# Prompt
Report all lines of the data below that hold the word "Washington".

[Interface dataset entries]
++++++
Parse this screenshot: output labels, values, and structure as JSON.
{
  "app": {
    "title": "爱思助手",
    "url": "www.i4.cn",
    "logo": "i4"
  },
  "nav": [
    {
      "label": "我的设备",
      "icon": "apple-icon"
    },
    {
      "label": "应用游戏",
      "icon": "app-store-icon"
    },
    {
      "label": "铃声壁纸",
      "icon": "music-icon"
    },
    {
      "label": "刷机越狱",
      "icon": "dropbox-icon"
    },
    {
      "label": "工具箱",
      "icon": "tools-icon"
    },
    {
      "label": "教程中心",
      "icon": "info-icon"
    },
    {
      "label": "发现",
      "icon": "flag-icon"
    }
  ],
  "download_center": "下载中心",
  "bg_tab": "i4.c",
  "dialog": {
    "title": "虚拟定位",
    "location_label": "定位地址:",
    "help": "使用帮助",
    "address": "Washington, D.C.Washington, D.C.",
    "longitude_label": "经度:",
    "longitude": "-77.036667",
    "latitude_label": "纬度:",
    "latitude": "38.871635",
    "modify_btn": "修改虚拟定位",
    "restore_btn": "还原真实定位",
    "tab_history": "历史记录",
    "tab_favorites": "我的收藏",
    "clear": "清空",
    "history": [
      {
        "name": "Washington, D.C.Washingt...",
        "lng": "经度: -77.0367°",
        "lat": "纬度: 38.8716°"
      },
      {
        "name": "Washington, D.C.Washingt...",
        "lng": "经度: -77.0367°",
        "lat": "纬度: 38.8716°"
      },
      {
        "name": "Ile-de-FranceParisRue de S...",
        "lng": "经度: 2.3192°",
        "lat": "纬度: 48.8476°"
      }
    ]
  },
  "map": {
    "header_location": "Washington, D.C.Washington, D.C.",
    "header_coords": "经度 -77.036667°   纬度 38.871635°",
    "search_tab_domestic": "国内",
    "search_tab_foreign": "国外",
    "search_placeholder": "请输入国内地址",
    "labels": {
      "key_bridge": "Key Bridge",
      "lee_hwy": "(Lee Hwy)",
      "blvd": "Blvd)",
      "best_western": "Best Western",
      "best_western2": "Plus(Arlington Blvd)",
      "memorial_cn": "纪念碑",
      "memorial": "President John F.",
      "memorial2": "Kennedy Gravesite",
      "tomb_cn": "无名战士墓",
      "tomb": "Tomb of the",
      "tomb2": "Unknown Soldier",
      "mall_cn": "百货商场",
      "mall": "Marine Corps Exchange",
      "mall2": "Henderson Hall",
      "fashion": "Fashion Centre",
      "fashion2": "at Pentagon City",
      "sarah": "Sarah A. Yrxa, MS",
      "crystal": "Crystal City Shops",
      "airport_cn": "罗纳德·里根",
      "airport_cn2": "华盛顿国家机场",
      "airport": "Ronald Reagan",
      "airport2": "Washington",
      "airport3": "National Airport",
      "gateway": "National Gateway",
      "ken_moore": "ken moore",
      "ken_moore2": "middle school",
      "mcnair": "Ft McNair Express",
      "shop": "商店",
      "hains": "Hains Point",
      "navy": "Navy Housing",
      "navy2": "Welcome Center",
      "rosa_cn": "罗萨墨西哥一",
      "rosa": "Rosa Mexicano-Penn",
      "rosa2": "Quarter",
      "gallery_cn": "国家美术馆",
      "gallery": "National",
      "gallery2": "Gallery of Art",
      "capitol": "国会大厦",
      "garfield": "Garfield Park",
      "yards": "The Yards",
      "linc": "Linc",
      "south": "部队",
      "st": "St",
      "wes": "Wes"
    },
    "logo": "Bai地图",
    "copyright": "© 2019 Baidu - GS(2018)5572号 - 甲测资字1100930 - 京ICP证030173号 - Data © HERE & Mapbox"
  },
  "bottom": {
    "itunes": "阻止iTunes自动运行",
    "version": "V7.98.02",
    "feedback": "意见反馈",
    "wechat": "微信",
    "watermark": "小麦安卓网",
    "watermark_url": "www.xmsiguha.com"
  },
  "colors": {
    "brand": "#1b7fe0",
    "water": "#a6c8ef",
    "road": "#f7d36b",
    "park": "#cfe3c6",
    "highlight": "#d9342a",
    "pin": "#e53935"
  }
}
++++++
# The completed task
    "address": "Washington, D.C.Washington, D.C.",
        "name": "Washington, D.C.Washingt...",
        "name": "Washington, D.C.Washingt...",
    "header_location": "Washington, D.C.Washington, D.C.",
      "airport2": "Washington",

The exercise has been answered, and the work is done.